Unladylike: A Grrl's Guide to Wrestling
By Heather Bandenburg
Unladylike is the first book written about feminism and wrestling - it follows one unlikely woman's journey to becoming an infamous masked wrestler, and honestly retells the life lessons grappling teaches her on the way.
Publication date: Summer 2019Buy
Small, mighty and full of power beyond its size
Game changing, bad-ass and will look great on your shelf
1st edition paperback, ebook edition
Determined to stick it to the man and shoot a bazooka while wearing a pink bikini
1st edition paperback, ebook edition, a zine of your choice and your name in the list of Super Patrons in the front of the book
Completely breaking the mould by doing something never done before
The author will invent a wrestling persona for you and send you some original work plus the 1st edition paperback, ebook edition and your name in the list of Super Patrons in the front of the book
Widely considered to be one of the greatest wrestlers that has ever existed. Set up her own school in Japan for wrestling proteges – like a violent St Trinians
A mug, a wrestling persona and artwork, and zine plus the 1st edition paperback, ebook edition and your name in the list of Super Patrons in the front of the book
A handmade mask, a dedication in the book, the wrestling persona and artwork and a zine plus all the paperback goodies.
Frequently Asked Questions
The book is sold out on the Unbound website, where can I buy a copy?
Most wrestling books are about the stars of the industry – this one isn't. Unladylike offers an honest and comedic insight in to the world of independent wrestling from the perspective of one angry, overweight woman following a dream she didn’t know she had. Unladylike is structured around the last five years of my wrestling journey, using it as a backdrop to explore both the hidden and overblown world of wrestling. It also talks about women's bodies; cabaret in Underground post-recession London; forming unlikely friendships; generational ennui; pushing boundaries and personal politics. It is written for both an existing and new wrestling audience in a way that hasn't been attempted before – sitting squarely within the narrative non-fiction genre with influences of both sport writing and feminist thought.
The key aims of the book:
What Unladylike is about:
Challenges stereotypes of women in wrestling using an unlikely protagonist

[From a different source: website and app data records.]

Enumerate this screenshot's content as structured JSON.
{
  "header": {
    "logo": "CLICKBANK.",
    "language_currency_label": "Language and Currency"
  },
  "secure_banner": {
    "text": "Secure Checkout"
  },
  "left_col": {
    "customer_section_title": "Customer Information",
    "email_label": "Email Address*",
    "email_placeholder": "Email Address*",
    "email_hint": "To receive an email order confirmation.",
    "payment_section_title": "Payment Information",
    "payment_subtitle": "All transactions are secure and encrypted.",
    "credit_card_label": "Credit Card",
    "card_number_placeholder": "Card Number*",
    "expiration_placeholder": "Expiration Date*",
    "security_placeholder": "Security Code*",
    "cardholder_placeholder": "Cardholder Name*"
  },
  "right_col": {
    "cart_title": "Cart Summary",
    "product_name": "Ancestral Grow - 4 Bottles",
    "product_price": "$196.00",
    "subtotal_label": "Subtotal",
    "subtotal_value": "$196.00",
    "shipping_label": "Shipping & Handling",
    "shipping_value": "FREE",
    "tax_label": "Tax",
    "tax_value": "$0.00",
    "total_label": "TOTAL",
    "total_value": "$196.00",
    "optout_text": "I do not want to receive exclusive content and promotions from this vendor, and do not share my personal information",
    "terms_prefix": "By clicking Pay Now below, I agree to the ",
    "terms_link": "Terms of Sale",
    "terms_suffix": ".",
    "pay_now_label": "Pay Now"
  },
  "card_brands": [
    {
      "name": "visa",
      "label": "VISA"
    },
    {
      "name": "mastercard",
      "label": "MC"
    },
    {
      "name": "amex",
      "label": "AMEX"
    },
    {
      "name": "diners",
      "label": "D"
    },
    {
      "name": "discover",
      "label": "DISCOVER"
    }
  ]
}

Over the last few years, wrestling for the first time is branching out in to a feminist, queer audience through challenging the male dominated industry by subverting its status quo. Since 2011 I have been on the front-line of this shift to putting women more centrally in a male-dominated industry during my own career in wrestling for a number of small, weird wrestling promotions in London. My story offers a unique insight in to how to train to be a wrestler; how to create a character; the highs and lows of life in the ring. This book is not written by a fan, or a super star, this book is written by someone who couldn't do a press up until they were 25 and has never encountered spray tan.
Offers an insight into the Underground world of indie wrestling
Wrestling has always been a popular culture phenomenon, but as an industry it is more diverse and complicated than most people realise. Though wrestling’s mass appeal is still silly storylines and overblown characters – what makes the sport so interesting is the huge commitment and creativity of the 'non-famous' wrestlers. The overwhelming majority of books about wrestling have been produced by one company, the WWE – and are rarely aimed outside of the fan base of the corporation. Seeing this as a gap in the market, Unladylike is written in a way that is accessible to those who know nothing of the independent wrestling scene. Rather than focus on the belts that are passed between TV stars, the book explores the internal struggles wrestlers face while living double lives; aiming to make those who wrestle look more human and more impressive for their resilience.
Celebrates the relationship between feminism, wrestling and personal growth
Wrestling as a whole has a complicated legacy of stereotyping and sexism that has not been explored at length. Rather than dwell entirely on the problematic elements of wrestling, Unladylike puts these alongside the triumphs, injuries, adventures and sisterhood that make women love performing. l explore the relationships women form with wrestling and the hard femme heroes that most writing leave behind. Whether it's in relation to their bodies, their mental health, their confidence – wrestling is linked with personal growth. Even if it is a sense of balance achieved by beating people up in a lycra outfit.
Unladylike is funny, personal, punk, and one of a kind. Much like the people that are talked about in its pages.